There are a lot of options when it comes to the baby’s umbilical cord, and I honestly wasn’t as prepared with this subject as I should have been the first time around. The first thing to discuss is cord clamping. Some couples prefer to delay the cord clamping until after it is done pulsing to allow your baby to get all the nutrients possible. There are many risks and benefits so it’s important to do your research. Another thing to discuss is if you want to do umbilical cord blood banking. This means that they will take the umbilical cord blood stem cells and store them for future use in medical emergencies. And the most common option to discuss is who you want to cut the cord. Do you want your partner to cut the cord or do you not have a preference. Make sure to get educated on all your choices.

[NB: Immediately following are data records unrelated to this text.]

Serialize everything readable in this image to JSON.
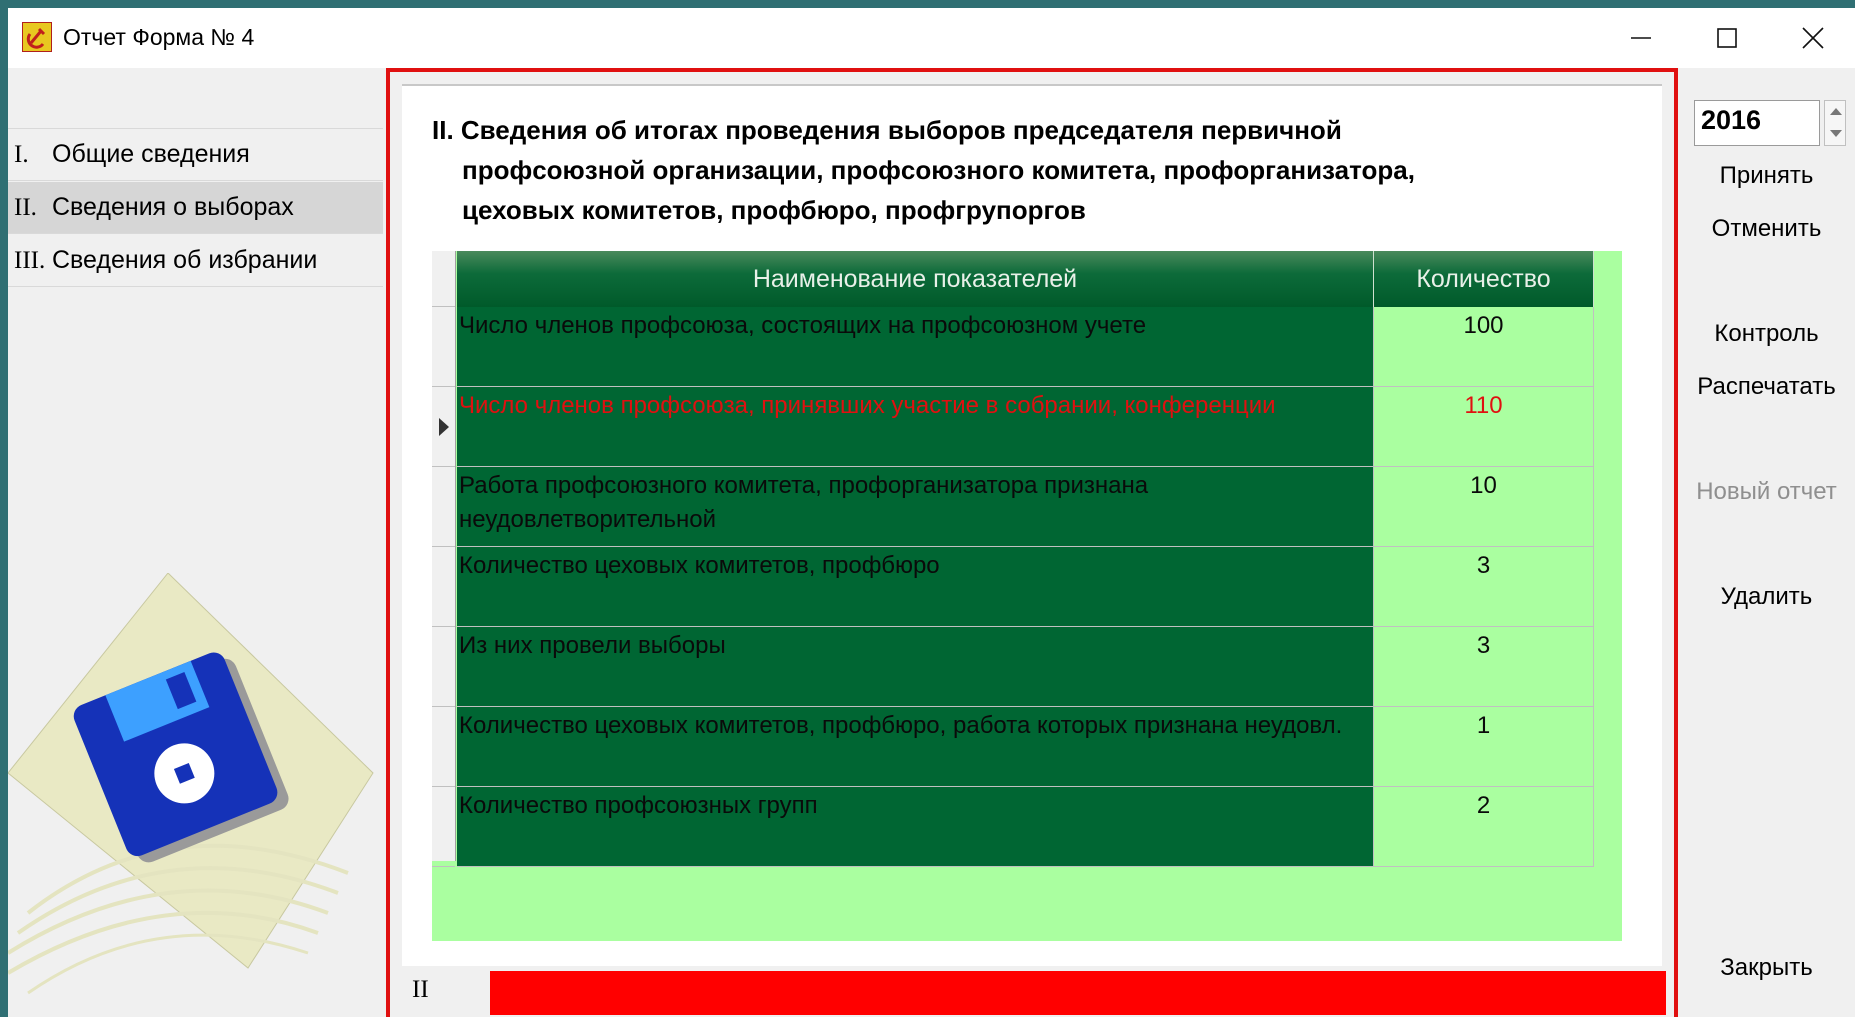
{
  "window": {
    "title": "Отчет Форма № 4"
  },
  "sidebar": {
    "items": [
      {
        "num": "I.",
        "label": "Общие сведения"
      },
      {
        "num": "II.",
        "label": "Сведения о выборах"
      },
      {
        "num": "III.",
        "label": "Сведения об избрании"
      }
    ],
    "active_index": 1
  },
  "section": {
    "title_line1": "II. Сведения об итогах проведения выборов председателя первичной",
    "title_line2": "профсоюзной организации, профсоюзного комитета, профорганизатора,",
    "title_line3": "цеховых комитетов, профбюро, профгрупоргов"
  },
  "table": {
    "headers": [
      "Наименование показателей",
      "Количество"
    ],
    "rows": [
      {
        "name": "Число членов профсоюза, состоящих на профсоюзном учете",
        "qty": "100"
      },
      {
        "name": "Число членов профсоюза, принявших участие в собрании, конференции",
        "qty": "110"
      },
      {
        "name": "Работа профсоюзного комитета, профорганизатора признана неудовлетворительной",
        "qty": "10"
      },
      {
        "name": "Количество цеховых комитетов, профбюро",
        "qty": "3"
      },
      {
        "name": "Из них провели выборы",
        "qty": "3"
      },
      {
        "name": "Количество цеховых комитетов, профбюро, работа которых признана неудовл.",
        "qty": "1"
      },
      {
        "name": "Количество профсоюзных групп",
        "qty": "2"
      }
    ],
    "current_row": 1
  },
  "status": {
    "label": "II"
  },
  "right_panel": {
    "year": "2016",
    "accept": "Принять",
    "cancel": "Отменить",
    "control": "Контроль",
    "print": "Распечатать",
    "new_report": "Новый отчет",
    "delete": "Удалить",
    "close": "Закрыть"
  },
  "colors": {
    "frame_border": "#e01010",
    "name_cell": "#006633",
    "qty_cell": "#aaffa0",
    "error_text": "#e01010",
    "status_red": "#ff0000"
  },
  "icons": [
    "app-hammer-sickle-icon",
    "minimize-icon",
    "maximize-icon",
    "close-icon",
    "floppy-disk-clipart",
    "row-pointer-icon"
  ]
}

4 Will You Be Breastfeeding Or Bottle Feeding?
Your decision to breast feed or formula feed is an important one. While there are many benefits, you will want to weigh the benefits and decide what is the best choice for your family. Also, you will want to decide before you deliver because if you decide to breastfeed, it’s best to try and breastfeed immediately. Your baby will be hungry and you will have a higher success rate. If you decide to formula feed, you will need to talk to your doctor and figure out whether you will need to bring formula or if that is something they provide. If your baby will be spending time in the nursery, your nurse will make sure to document whether or not your baby is breast fed or formula fed. If your baby is breastfed, the nurses will need to bring your baby back to you so you will be able to breast feed.
3 How Will You Be Caring For Baby?
There are a ton of decisions that you will need to make when it comes to baby care. If your child is a boy, the first decision you need to make is if you are going to circumcise him or not. There are both benefits and risks, so make sure you are educated and know what you want to do. And of course there is the vaccination subject that you will need to discuss with your pediatrician ahead of time. Whether you plan to vaccinate or not, it’s always a good idea to talk to your doctor so you know exactly what will be taking place. There are also many other routine procedures like antibiotic ointment on the baby’s eyes that you will need to decide on and document in your birth plan. The best thing to do is talk to your doctor and to get educated about the decisions you need to make.
2 Do You Want Visitors All Day Long?
Visitors will want to come and visit all day and night. They will want to come before the birth. They will want to come after the birth. They will want to come when you go home. It’s a good idea to discuss what your preference is with your partner so you are both on the same page. Do you want anyone to come and visit before hand, or do you just want to focus on labor? Are you going to allow anyone to come and visit after the baby is born or are you going to limit it to just family. I didn’t want anyone to come visit me before hand and we only wanted a select number of people to visit after. We made sure that we didn’t put anything on social media about me being at the hospital which helped keep visitors at bay. Do what’s best for your family.
1 Finally, How Will You Be Going Home?
Finally we get to talk about going home! Going home can be scary, especially if you’re a first time parent. I remember thinking that I couldn’t believe that this hospital was just letting me take this tiny human home with me. Different hospitals and birthing centers have different policies on when they will let mom and baby go home, so many sure you know what the rules are wherever you are delivering. Birthing centers can let you go after a couple of hours, while some hospitals like to keep you over 48 hours. I was lucky to know my doctor and have a relationship with her. When I had my second child, I was having a hard time being away from my first born and I was really tired of being at the hospital. I told my doctor how I felt and she gave us the okay to go home before 24 hours.